I would think Bill Clinton is really cursing Al Gore right now for inventing the Internet. Clinton’s rash of lies in his meltdown with Chris Wallace are really coming back to haunt him as the actual facts of history emerge.
The debate in the blogosphere has moved to the topic of whether Clinton exploded in rage on purpose — as a rallying attempt for Democrats. If so, he should have been very careful about his loose use of factual evidence and his hyperbolic rantings about “right-wing conspiracies.”
For example, Clinton’s charge that Chris Wallace was only targeting him with tough questions about al-Qaeda and not anyone in the Bush Administration….
CLINTON: It was a perfectly legitimate question but I want to know how many people in the Bush administration you asked this question of. I want to know how many people in the Bush administration you asked why didn’t you do anything about the Cole. I want to know how many you asked why did you fire Dick Clarke.
Wallace replied that such questions had been asked. Clinton replied: “I don’t believe you asked them that.”
Here’s what Wallace asked Clinton today:
[H]indsight is 20 20 . . . but the question is why didn’t you do more, connect the dots and put them out of business?
And here is what Wallace asked Donald Rumsfeld on the March 28, 2004 episode of Fox News Sunday:
I understand this is 20/20 hindsight, it’s more than an individual manhunt. I mean — what you ended up doing in the end was going after al Qaeda where it lived. . . . pre-9/11 should you have been thinking more about that?
What do you make of his [Richard Clarke’s] basic charge that pre-9/11 that this government, the Bush administration largely ignored the threat from al Qaeda?
Mr. Secretary, it sure sounds like fighting terrorism was not a top priority.
And this look back at this 1998 column (following the twin Embassy bombings) from The Weekly Standard shows that far from thinking Clinton was obsessed with bin Laden (as he stated with Chris Wallace), many conservatives believed he wasn’t doing enough to confront this growing threat.
Does the administration actually grasp the nature of the threat we face? Following the August 20 retaliatory strikes, secretary of state Madeleine Albright and national security adviser Samuel Berger rejected the predictable “wag the dog” accusations with solemn admonitions that, in terrorism, the United States has suddenly been confronted with a “new war” — one we would now have to be prepared to fight, alone if necessary. (GP Note: ALONE, if necessary!!! Berger and Albright. 1998. But now they want the world to love us. How hypocritical.)
This was exceedingly curious. There is nothing at all “new” about radical Islam’s terrorist war against the United States. It has been going on since the late 1980s. It has been openly declared since the 1993 attack on the World Trade Center in Manhattan, which killed six, injured over a thousand, and caused nearly $ 1 billion in damage. Its leaders, moreover, have been promising for more than five years that in pursuing this war, they would kill American civilians and bomb American military installations and embassies overseas….

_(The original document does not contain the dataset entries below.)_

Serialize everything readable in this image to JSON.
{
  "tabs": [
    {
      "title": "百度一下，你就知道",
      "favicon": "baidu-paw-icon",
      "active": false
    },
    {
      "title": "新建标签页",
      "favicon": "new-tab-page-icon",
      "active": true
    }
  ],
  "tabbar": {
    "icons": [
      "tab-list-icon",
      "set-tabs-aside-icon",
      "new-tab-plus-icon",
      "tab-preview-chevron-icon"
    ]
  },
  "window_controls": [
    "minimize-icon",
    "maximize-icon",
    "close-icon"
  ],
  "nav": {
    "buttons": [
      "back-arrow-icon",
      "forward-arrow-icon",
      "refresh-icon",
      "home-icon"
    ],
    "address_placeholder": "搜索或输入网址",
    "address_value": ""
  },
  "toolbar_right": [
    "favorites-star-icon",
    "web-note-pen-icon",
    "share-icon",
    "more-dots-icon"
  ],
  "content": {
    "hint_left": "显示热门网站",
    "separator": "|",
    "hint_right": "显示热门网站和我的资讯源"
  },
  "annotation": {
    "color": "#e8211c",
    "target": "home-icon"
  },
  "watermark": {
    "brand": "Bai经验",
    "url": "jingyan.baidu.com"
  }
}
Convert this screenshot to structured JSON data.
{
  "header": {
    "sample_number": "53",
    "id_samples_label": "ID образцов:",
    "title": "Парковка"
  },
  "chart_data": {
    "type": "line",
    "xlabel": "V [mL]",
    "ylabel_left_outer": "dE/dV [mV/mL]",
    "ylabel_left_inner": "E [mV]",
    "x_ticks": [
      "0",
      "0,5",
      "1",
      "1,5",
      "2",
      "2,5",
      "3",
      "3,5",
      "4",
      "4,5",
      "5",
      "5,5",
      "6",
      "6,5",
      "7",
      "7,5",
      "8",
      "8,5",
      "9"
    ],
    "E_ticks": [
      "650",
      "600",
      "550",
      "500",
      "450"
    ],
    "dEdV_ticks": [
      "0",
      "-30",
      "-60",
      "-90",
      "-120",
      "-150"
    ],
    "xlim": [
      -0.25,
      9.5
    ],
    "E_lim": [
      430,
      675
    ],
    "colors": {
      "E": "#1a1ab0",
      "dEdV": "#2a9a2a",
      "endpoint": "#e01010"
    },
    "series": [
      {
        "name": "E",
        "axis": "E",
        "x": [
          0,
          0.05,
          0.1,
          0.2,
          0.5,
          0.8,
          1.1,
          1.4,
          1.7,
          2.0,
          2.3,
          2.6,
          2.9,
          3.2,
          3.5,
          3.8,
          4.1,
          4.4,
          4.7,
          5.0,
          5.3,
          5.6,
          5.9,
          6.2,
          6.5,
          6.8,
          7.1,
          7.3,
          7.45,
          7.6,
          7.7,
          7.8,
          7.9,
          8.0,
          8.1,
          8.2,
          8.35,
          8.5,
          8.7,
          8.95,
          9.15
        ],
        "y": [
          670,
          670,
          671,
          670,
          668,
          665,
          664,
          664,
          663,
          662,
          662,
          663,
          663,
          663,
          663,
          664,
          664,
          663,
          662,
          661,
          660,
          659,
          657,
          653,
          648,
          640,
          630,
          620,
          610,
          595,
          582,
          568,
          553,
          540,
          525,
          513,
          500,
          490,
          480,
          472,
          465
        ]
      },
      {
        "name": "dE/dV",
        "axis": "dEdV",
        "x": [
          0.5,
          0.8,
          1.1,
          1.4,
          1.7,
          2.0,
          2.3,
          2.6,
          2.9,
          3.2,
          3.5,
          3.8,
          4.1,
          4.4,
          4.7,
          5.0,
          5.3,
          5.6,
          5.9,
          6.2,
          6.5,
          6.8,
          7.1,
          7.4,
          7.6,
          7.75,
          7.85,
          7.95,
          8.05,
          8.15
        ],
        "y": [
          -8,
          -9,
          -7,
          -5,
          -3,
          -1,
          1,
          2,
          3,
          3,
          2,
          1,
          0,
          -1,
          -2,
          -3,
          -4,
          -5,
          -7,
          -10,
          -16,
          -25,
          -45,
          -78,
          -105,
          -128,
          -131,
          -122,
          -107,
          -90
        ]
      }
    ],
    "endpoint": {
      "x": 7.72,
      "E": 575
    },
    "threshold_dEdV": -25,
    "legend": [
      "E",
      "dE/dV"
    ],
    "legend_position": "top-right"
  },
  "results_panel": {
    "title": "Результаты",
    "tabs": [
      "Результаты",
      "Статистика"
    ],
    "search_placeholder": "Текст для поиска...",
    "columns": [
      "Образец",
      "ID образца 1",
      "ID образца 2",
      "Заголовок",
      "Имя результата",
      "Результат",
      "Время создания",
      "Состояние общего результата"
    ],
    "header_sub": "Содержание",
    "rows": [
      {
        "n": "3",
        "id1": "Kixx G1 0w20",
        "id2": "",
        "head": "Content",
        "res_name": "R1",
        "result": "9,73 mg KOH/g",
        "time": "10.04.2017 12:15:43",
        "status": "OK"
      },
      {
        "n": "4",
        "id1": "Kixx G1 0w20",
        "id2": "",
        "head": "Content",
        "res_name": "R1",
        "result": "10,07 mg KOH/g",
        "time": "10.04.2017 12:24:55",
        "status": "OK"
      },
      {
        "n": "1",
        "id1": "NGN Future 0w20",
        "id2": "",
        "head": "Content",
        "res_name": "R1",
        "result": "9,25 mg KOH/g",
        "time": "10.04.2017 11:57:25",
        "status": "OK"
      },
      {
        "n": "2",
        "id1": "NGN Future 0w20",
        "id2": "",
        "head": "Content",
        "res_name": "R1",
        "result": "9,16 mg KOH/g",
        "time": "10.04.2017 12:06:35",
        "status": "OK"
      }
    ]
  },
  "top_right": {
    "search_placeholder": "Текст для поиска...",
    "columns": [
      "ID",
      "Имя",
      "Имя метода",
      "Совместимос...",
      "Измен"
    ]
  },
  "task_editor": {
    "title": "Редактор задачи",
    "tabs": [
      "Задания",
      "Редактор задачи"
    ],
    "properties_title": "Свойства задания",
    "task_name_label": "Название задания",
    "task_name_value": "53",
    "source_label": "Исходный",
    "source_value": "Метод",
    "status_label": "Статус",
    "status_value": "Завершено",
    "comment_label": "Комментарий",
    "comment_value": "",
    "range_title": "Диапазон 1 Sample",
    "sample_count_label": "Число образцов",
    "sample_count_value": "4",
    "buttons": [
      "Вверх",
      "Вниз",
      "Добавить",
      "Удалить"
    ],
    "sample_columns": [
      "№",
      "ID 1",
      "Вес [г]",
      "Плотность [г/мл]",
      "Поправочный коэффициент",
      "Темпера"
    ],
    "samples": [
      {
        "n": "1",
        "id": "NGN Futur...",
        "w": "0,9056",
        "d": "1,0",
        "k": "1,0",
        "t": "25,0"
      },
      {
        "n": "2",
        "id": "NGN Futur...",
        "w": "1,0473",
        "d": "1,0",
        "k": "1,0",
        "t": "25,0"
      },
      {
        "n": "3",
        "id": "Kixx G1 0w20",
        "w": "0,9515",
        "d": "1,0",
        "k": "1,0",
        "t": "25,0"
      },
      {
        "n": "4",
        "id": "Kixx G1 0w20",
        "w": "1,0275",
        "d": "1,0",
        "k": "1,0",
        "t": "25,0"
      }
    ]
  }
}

Such an adversary will not be defeated by the techniques the president recommended at the U.N. — increased international cooperation in the prosecution and extradition of terrorists. These are necessary steps, but breathtakingly inadequate. A military threat calls for a military response….
In the main, international terrorism is a military problem, not a criminal-justice issue.
Two more Clinton lies from his conspiracy theory-driven FOX News meltdown are debunked. Was it really smart of Clinton to open up this can of worms?